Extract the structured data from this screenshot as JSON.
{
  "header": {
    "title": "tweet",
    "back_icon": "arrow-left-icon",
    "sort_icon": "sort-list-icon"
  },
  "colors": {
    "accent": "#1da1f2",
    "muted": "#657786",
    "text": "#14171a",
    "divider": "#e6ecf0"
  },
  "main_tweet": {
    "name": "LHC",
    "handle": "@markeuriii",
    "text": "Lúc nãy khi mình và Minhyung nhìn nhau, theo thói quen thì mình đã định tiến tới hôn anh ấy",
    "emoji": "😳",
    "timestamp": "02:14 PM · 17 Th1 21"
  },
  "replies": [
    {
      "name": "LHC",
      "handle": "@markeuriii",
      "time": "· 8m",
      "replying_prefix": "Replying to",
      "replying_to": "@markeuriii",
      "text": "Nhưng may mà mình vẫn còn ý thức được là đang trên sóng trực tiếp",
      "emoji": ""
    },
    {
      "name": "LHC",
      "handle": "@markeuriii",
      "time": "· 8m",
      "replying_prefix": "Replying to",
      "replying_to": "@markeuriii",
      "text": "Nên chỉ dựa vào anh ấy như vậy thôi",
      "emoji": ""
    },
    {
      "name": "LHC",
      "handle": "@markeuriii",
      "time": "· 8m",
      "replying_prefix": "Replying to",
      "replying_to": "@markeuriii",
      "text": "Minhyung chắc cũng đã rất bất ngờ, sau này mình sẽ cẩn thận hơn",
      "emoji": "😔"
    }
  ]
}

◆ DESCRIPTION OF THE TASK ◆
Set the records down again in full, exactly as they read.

◆ EXERCISE OUTPUT ◆
Extract the structured data from this screenshot as JSON.
{
  "header": {
    "title": "tweet",
    "back_icon": "arrow-left-icon",
    "sort_icon": "sort-list-icon"
  },
  "colors": {
    "accent": "#1da1f2",
    "muted": "#657786",
    "text": "#14171a",
    "divider": "#e6ecf0"
  },
  "main_tweet": {
    "name": "LHC",
    "handle": "@markeuriii",
    "text": "Lúc nãy khi mình và Minhyung nhìn nhau, theo thói quen thì mình đã định tiến tới hôn anh ấy",
    "emoji": "😳",
    "timestamp": "02:14 PM · 17 Th1 21"
  },
  "replies": [
    {
      "name": "LHC",
      "handle": "@markeuriii",
      "time": "· 8m",
      "replying_prefix": "Replying to",
      "replying_to": "@markeuriii",
      "text": "Nhưng may mà mình vẫn còn ý thức được là đang trên sóng trực tiếp",
      "emoji": ""
    },
    {
      "name": "LHC",
      "handle": "@markeuriii",
      "time": "· 8m",
      "replying_prefix": "Replying to",
      "replying_to": "@markeuriii",
      "text": "Nên chỉ dựa vào anh ấy như vậy thôi",
      "emoji": ""
    },
    {
      "name": "LHC",
      "handle": "@markeuriii",
      "time": "· 8m",
      "replying_prefix": "Replying to",
      "replying_to": "@markeuriii",
      "text": "Minhyung chắc cũng đã rất bất ngờ, sau này mình sẽ cẩn thận hơn",
      "emoji": "😔"
    }
  ]
}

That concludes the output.